The price of a call, coverage area, or other rates and services will not change due to the dialing change.
What is a local call now will remain a local call regardless of the number of digits dialed.
You will continue to dial 1+ area code + telephone number for all long distance calls.
You can still dial just three digits to reach 711 (relay services) and 911 (emergency services).
Any 211, 311, 411, 511, 611, or 811 services available in your community can still be reached by dialing their three-digit codes.
The National Suicide Prevention Lifeline can still be reached by dialing 1-800-273-TALK (8255)
I already have to do this
In some parts of the country, particularly highly urbanized areas where more than one area code serves the same geographic area, 10-digit dialing has been in place for several years.

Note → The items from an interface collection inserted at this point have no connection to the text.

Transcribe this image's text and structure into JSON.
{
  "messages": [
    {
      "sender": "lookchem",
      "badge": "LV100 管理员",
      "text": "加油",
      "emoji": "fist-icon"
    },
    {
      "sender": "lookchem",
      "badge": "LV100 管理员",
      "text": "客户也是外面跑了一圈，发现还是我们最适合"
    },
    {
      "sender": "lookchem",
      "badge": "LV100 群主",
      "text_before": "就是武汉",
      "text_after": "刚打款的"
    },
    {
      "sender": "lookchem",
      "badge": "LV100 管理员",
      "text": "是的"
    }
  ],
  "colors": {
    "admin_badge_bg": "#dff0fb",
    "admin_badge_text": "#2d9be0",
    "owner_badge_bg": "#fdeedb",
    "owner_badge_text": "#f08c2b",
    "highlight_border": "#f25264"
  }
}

But it was for a different reason.
To address the proliferation of cell phones and the need to provide additional service for a growing number of customers (and where phone numbers were becoming exhausted), new area codes were established within the same geographic area.
In the parlance of the industry, this is called an “area code overlay.”
This allowed current customers to keep their area code and telephone number, and for providers to issue new ones (in some cases using the same seven digits as issued to someone else), but with a new area code.
But because of this, all calls in those areas had to be dialed with 10 digits (the area code + the seven-digit telephone number) in order to keep calls from being misrouted.
As it is common for people to move from one part of the country and to keep their current cell phones, those who have moved from places where there was an area code overlay have become quite accustomed to it.